[EXTRACTED MATERIAL Boundary: Start]

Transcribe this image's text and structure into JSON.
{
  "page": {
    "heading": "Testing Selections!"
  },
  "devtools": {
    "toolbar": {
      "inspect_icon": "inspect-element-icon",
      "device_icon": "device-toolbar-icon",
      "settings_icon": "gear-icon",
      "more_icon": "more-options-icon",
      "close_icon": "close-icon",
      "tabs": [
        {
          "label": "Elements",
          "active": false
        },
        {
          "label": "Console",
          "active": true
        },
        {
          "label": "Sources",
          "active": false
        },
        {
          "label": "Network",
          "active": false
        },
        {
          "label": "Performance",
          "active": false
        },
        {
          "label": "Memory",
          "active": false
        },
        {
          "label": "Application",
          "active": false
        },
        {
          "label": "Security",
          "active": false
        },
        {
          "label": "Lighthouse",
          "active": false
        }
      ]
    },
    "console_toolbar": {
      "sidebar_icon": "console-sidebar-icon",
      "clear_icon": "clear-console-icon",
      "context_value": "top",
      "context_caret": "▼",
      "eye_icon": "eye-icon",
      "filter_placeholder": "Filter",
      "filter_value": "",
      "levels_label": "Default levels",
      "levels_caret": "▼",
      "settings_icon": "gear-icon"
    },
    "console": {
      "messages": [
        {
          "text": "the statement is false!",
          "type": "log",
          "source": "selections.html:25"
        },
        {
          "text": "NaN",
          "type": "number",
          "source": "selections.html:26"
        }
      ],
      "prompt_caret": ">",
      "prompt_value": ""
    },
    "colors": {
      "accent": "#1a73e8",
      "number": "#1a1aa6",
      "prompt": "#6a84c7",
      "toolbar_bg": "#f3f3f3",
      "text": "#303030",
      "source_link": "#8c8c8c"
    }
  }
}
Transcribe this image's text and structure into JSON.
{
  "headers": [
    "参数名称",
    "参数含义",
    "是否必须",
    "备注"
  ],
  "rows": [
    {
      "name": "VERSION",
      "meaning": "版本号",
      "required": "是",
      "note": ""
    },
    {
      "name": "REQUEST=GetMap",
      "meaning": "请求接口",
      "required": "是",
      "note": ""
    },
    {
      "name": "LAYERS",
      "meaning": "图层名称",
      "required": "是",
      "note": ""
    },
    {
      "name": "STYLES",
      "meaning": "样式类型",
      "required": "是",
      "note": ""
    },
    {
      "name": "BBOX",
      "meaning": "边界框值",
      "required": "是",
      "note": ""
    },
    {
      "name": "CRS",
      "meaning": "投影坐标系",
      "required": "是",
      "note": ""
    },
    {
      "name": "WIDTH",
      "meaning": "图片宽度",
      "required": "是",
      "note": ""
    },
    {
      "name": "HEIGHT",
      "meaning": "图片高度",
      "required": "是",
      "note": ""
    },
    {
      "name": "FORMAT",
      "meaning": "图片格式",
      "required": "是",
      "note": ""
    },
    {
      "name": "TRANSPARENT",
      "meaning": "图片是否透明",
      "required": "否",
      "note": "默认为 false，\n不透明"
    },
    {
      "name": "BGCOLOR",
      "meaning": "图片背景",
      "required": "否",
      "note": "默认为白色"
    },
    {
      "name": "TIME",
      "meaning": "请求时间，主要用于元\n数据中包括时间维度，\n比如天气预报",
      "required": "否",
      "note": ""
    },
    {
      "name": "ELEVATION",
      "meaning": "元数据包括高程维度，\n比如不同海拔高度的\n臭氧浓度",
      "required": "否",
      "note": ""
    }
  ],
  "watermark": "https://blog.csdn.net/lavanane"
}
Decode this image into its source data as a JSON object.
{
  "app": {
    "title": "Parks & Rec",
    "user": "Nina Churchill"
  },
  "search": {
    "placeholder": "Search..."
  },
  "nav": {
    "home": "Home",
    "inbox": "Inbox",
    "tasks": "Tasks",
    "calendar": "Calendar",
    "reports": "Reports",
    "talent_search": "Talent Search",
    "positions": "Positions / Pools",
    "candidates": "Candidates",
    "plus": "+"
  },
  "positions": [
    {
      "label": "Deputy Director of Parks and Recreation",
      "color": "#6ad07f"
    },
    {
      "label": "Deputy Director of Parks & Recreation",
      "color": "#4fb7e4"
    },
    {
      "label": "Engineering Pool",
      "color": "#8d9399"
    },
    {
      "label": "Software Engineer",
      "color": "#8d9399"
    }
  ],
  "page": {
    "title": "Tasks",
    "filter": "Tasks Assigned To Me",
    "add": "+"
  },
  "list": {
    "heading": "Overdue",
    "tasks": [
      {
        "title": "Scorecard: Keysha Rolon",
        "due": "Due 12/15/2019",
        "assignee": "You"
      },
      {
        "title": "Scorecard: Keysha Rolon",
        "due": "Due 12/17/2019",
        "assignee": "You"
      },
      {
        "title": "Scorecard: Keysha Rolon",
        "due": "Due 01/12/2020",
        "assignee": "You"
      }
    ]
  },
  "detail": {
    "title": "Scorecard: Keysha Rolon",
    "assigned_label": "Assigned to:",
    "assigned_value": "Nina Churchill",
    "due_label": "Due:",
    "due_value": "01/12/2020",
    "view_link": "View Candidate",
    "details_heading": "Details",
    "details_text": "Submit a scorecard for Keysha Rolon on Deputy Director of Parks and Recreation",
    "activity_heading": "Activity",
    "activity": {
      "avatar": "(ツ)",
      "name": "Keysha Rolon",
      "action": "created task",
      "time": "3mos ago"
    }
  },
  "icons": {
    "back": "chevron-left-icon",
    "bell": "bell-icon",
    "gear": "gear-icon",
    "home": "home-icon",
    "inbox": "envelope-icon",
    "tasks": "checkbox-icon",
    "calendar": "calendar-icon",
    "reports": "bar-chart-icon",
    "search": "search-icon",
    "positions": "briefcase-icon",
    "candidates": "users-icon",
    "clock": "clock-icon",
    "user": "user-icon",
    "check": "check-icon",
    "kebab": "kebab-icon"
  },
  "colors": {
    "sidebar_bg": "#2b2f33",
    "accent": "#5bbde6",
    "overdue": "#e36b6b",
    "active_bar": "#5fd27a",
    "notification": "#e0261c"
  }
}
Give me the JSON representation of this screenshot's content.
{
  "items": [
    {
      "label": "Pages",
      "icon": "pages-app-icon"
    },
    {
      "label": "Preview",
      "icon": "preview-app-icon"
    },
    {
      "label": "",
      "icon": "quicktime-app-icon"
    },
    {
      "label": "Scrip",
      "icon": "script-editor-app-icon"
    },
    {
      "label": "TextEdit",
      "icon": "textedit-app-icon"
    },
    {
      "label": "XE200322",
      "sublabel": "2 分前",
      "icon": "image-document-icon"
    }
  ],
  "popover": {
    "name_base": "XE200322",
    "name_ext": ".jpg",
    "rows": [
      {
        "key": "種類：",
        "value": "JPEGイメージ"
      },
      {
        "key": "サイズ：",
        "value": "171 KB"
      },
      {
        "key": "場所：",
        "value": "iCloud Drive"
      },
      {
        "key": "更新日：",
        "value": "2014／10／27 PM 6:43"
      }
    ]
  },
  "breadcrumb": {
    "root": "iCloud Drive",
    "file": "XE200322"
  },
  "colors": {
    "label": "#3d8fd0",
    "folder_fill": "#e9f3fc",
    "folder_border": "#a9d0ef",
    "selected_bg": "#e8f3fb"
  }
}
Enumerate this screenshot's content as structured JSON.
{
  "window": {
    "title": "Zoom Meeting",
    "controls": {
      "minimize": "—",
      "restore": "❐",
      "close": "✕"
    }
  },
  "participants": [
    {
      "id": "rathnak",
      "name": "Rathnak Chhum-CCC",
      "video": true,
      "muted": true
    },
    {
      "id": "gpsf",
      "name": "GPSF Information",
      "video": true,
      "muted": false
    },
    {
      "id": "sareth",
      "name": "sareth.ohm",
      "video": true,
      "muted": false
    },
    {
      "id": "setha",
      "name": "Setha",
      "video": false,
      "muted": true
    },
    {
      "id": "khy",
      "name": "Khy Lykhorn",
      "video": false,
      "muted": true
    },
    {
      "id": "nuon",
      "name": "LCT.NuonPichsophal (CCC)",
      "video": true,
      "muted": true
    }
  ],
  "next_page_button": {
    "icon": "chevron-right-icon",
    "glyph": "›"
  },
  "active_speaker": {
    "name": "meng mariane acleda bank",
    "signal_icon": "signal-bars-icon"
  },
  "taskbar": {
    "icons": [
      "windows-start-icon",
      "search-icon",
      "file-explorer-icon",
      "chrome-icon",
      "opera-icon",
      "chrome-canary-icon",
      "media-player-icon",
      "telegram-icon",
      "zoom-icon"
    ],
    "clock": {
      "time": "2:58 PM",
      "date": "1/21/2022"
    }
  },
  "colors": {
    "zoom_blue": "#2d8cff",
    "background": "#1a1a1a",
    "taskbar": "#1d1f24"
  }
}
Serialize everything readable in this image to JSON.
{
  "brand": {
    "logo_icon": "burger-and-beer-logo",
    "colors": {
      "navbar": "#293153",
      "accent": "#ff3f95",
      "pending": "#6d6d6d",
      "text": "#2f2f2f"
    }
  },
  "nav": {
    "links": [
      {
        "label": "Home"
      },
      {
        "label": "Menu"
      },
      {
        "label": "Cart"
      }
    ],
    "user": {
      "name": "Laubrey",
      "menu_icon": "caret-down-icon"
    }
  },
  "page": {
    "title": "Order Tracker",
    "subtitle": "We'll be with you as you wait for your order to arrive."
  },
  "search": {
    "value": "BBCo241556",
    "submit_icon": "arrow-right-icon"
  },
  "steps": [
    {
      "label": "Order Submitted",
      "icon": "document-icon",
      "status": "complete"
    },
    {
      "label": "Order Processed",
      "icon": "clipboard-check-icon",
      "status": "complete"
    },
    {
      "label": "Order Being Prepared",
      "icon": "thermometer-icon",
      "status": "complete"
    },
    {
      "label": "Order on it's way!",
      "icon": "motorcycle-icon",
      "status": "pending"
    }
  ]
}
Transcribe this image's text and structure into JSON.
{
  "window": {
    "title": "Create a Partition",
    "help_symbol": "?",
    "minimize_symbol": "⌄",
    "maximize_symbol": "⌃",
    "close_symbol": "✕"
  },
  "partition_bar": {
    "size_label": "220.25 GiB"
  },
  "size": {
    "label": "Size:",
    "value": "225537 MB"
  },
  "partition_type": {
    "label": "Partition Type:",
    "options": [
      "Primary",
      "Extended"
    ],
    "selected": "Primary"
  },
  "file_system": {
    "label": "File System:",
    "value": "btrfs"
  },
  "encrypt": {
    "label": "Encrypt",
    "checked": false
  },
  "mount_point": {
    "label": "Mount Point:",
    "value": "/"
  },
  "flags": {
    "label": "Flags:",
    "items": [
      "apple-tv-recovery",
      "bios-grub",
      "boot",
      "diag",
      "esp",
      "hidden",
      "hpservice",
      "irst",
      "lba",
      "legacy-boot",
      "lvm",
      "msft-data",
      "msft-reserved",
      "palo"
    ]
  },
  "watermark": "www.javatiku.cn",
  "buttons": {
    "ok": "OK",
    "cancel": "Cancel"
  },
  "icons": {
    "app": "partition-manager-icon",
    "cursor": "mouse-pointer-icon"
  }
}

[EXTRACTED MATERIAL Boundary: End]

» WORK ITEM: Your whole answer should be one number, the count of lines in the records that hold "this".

» ANSWER FOR THE TASK: 7